The test of whether a building is a “house” under the 1967 Act contains two separate questions. Firstly whether the building is “designed or adapted for living in” and, secondly, whether the building is “a house reasonably so called”.
The Supreme Court felt that both parts of the test have to be read in the context of the house being a place to live rather than a piece of architecture or part of a street scene. The first element therefore concerned the identity or function of the building based on its physical characteristics and the second concerned the primary meaning of a “house” as a single residence.
On this basis the Justices of the Supreme Court concluded that the buildings in the Day v Hosebay appeal (which were houses that had been converted into flatlets for use as short term accommodation for students or visitors to London) could not reasonably be called houses. The fact that the buildings might look like houses or might be referred to as houses was not, in their view, sufficient to displace the fact that the use was entirely commercial. On the earlier con-joined appeal ofHoward de Walden v Lexgeorge that concerned a town house in Marylebone sub-let as offices to a firm of solicitors the Supreme Court only had to consider the second part of the test as it had been conceded in Lexgeorge that the building was designed or adapted for living in. Although in previous decisions there was reference to a residential maisonette on the top two floors of the building the judgment refers to the building as being wholly used for offices. In view of the fact that the building was in commercial use they decided that it could not be a “house reasonably so called".

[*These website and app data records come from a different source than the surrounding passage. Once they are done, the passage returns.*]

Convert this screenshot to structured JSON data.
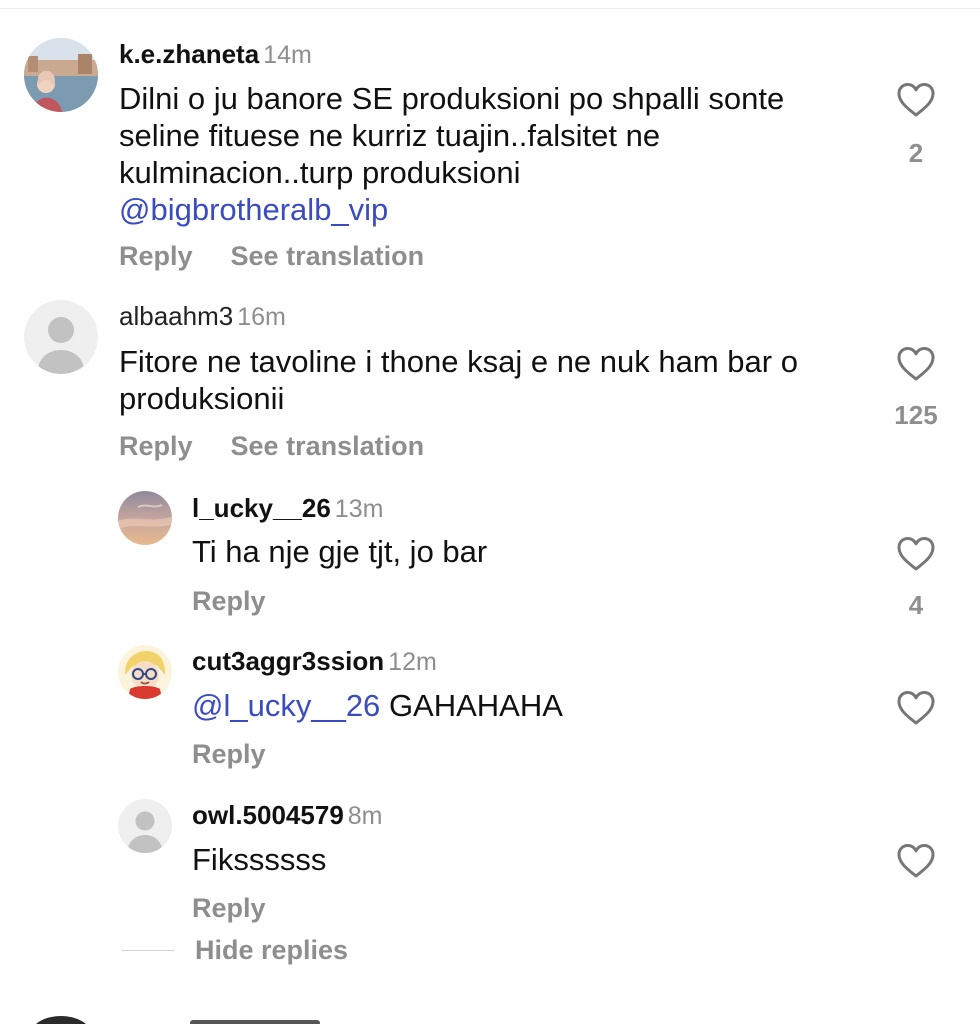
{
  "colors": {
    "mention": "#3b4cc0",
    "secondary_text": "#8e8e8e",
    "primary_text": "#111111"
  },
  "icons": {
    "like": "heart-outline-icon",
    "default_avatar": "default-avatar-icon"
  },
  "comments": [
    {
      "username": "k.e.zhaneta",
      "time": "14m",
      "text": "Dilni o ju banore SE produksioni po shpalli sonte seline fituese ne kurriz tuajin..falsitet ne kulminacion..turp produksioni",
      "mention": "@bigbrotheralb_vip",
      "reply_label": "Reply",
      "translate_label": "See translation",
      "likes": "2"
    },
    {
      "username": "albaahm3",
      "time": "16m",
      "text": "Fitore ne tavoline i thone ksaj e ne nuk ham bar o produksionii",
      "reply_label": "Reply",
      "translate_label": "See translation",
      "likes": "125",
      "replies": [
        {
          "username": "l_ucky__26",
          "time": "13m",
          "text": "Ti ha nje gje tjt, jo bar",
          "reply_label": "Reply",
          "likes": "4"
        },
        {
          "username": "cut3aggr3ssion",
          "time": "12m",
          "mention": "@l_ucky__26",
          "text": "GAHAHAHA",
          "reply_label": "Reply"
        },
        {
          "username": "owl.5004579",
          "time": "8m",
          "text": "Fikssssss",
          "reply_label": "Reply"
        }
      ],
      "hide_replies_label": "Hide replies"
    }
  ]
}
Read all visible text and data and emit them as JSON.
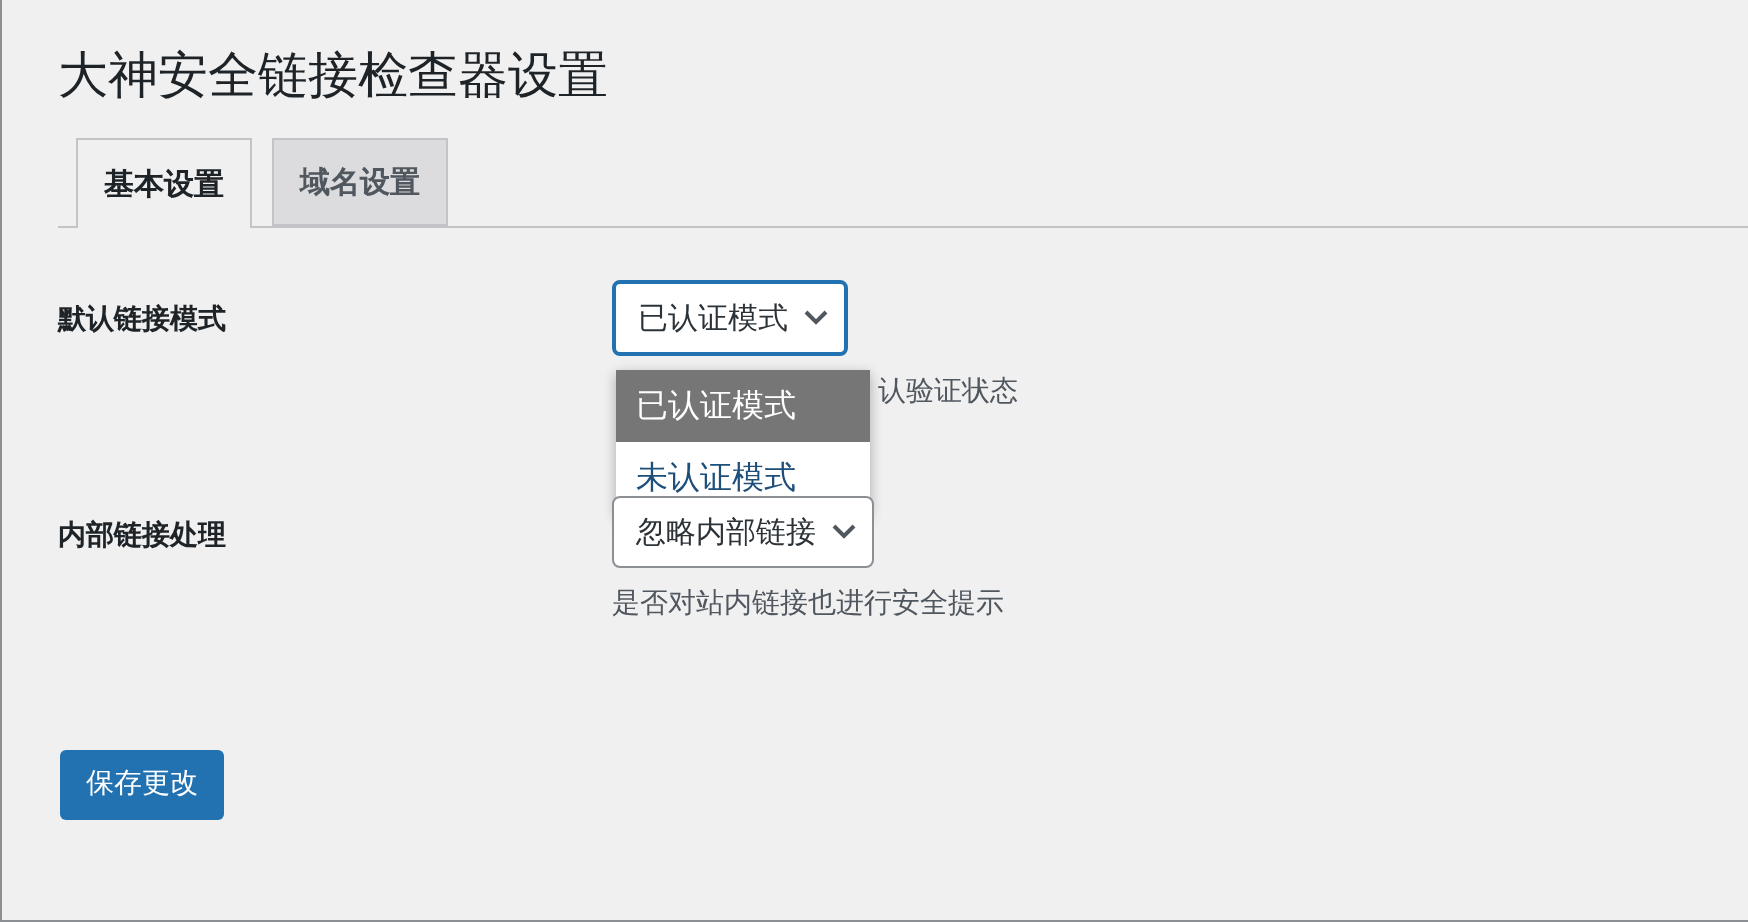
{
  "title": "大神安全链接检查器设置",
  "tabs": [
    {
      "label": "基本设置",
      "selected": true
    },
    {
      "label": "域名设置",
      "selected": false
    }
  ],
  "settings": [
    {
      "label": "默认链接模式",
      "select_value": "已认证模式",
      "focused": true,
      "description": "认验证状态",
      "dropdown": {
        "options": [
          {
            "label": "已认证模式",
            "selected": true
          },
          {
            "label": "未认证模式",
            "selected": false
          }
        ]
      }
    },
    {
      "label": "内部链接处理",
      "select_value": "忽略内部链接",
      "focused": false,
      "description": "是否对站内链接也进行安全提示"
    }
  ],
  "save_button": "保存更改"
}
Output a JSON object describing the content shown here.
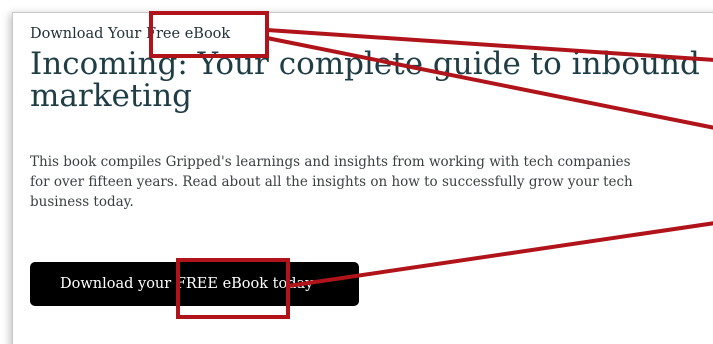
{
  "card": {
    "eyebrow_prefix": "Download Your ",
    "eyebrow_highlight": "Free eBook",
    "headline": "Incoming: Your complete guide to inbound marketing",
    "body": "This book compiles Gripped's learnings and insights from working with tech companies for over fifteen years. Read about all the insights on how to successfully grow your tech business today.",
    "cta_prefix": "Download your ",
    "cta_highlight": "FREE eBook",
    "cta_suffix": " today"
  },
  "colors": {
    "annotation": "#b0141a",
    "headline": "#1f3d44",
    "cta_background": "#000000"
  }
}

It appears that for policy reasons the test has now moved away from the physical characteristics of the building and towards its actual use. The key problem with this is that it is the use of the building at the date of service of the notice that must be considered. It is not clear what the test should be where the use of part or all of the building is changed before the notice is served or if the building is empty. Whether a tenant can enfranchise could now depend on the restrictions contained in the lease and whether the tenant can put itself in a position where it will be able to enfranchise by vacating or altering the use of the building. It certainly seems that this judgment may not be the final word on “houses” that everyone had hoped for.